Time for both sides to give in and end the federal shutdown
By Suzanne Dean
The federal government shutdown scares me to death.
One of the reasons America is America, and not Mexico, Russia or Zimbabwe, is because, unlike those other countries, we have a long tradition of functional government.
That includes coming together when the chips are down and forging bipartisan compromises to get things done.
Suddenly, those traditions seem threatened. And if things don’t get back to normal soon, we could start to loose our good economy, our peaceful lifestyles, our freedom.
I’m concerned about federal employees who aren’t being paid. Some of them are my close relatives. I was thinking about them and worrying about them today.
If the Sanpete News Company kept people working didn’t pay them, the Utah Labor Commission would be knocking at my door. How is it that the federal government can get away with the same thing?
But I’m also worried about the things that aren’t getting done while the government is shut down. If the shutdown continues for a long time, it could be downright scary.
I have a friend who works at the rubber plant in Nephi. The machines there have all kinds of safety guards to keep workers from cutting off fingers and arms. Thank you Occupational Health and Safety Administration.
I own a car that was recalled because when the airbags inflated, a projectile could came out that could poke me in the throat and kill me. The recall was thanks to the National Highway Safety Administration.
Over Christmas vacation, I flew back to Washington, D.C. to visit family members. The pilot of the planes I flew in knew when and where to take off, and when and where to land. Literally hundreds of thousands of planes take off and land safely every year in these United States. Thank you Federal Aviation Administration.
As I was relaxing on my flights, I was not worried that my plane would be hijacked. That’s because of all the controls administered by the Transportation Safety Administration, including the TSA officers who searched my bags as I got on the plane.
If you live in Milburn or Hideaway Valley, you may be one of those people who wouldn’t have a house today if it hadn’t been for the U.S. Forest Service, its airplanes, its helicopters and its knowledgeable professional firefighters.
I could go on and on. on. We live in relative peace; drive on well-maintained, safe roads; and are able to get mortgages and small-business loans, all because of what generally is an honest, efficient federal government staffed by people with specialized education and training.
If the shutdown doesn’t end soon, many of those government employees will be forced to quit. How will we replace them? We can’t.
Who do I blame? I blame all sides in the dispute.
The reason President Donald Trump is insisting on funding for a wall, the details of which are not defined, is not because a wall is needed for national security.
He’s insisting on it because it was a naive campaign promise he made without checking into the realities of such a project. Now some far right commentators are telling him if he doesn’t get the wall approved, he won’t be reelected. My observation is that getting re-elected is more important to him than the welfare of the country.

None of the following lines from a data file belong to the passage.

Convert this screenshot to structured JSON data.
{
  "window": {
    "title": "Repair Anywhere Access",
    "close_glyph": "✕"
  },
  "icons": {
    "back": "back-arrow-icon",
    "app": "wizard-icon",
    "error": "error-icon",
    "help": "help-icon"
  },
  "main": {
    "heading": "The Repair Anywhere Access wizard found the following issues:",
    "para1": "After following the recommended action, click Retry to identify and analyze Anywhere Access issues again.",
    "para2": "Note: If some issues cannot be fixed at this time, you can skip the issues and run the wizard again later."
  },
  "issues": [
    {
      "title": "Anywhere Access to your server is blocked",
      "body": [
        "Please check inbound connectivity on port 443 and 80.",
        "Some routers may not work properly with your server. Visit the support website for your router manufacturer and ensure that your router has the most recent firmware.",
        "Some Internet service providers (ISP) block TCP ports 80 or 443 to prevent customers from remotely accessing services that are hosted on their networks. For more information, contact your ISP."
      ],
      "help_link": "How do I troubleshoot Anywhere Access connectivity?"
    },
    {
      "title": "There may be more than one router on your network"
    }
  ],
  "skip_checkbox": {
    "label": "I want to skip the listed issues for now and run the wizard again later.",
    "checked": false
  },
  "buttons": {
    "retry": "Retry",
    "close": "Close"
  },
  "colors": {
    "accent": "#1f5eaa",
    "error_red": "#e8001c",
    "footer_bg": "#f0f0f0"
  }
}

This column is not about the wall. It’s about the shutdown. But I will say that a proposal to build anything, without defining the location, without someone figuring out how to acquire easements where the project crosses private land, without extensive engineering studies, without itemizing the materials required and without listing the cost of those materials, would not pass a single city council in Sanpete County.
I’m disappointed in Mitch McConnell. Most of the appropriation bills to fund agencies that are shut down have already passed the Senate by veto-proof majorities. Yet he doesn’t have the political courage to put the country first, do his duty a leader in the legislative branch, bring the bills to the floor, pass them into law, and open the agencies again.
I’m upset with Nancy Pelosi and the House Democrats. The president has asked the speaker repeatedly to meet with him. She keeps refusing because she wants wall funding separated from other appropriation bills. She thinks the shutdown is hurting the president, which will help the Democrats in the next election.
It may well be that the $5.7 billion for the wall is a complete waste of government money. But according to administration economists, the shutdown is costing $1 billion a day. At this writing, the shutdown had been going for 32 days. That’s a $32 billion hit. I say, “Mrs. Speaker, compromise on the wall. Let it go, for the sake of the American people.”
Former Utah Rep. Mia Love, who is now a CNN commentator, delivered some wonderful common sense in a recent appearance. She said the solution will be for both sides in this debacle to get what they want. Democrats will have to plug their noses and give the president his wall funding. Republicans will have to accept permanent legal status for DACA recipients and other immigration reforms.
Ok, Mr. President, Mr. Majority Leader, Mrs. Speaker, Democrats, Republicans, it’s time to give in. Give the other people what they want, even though you don’t want it. Ending the shutdown trumps all other considerations.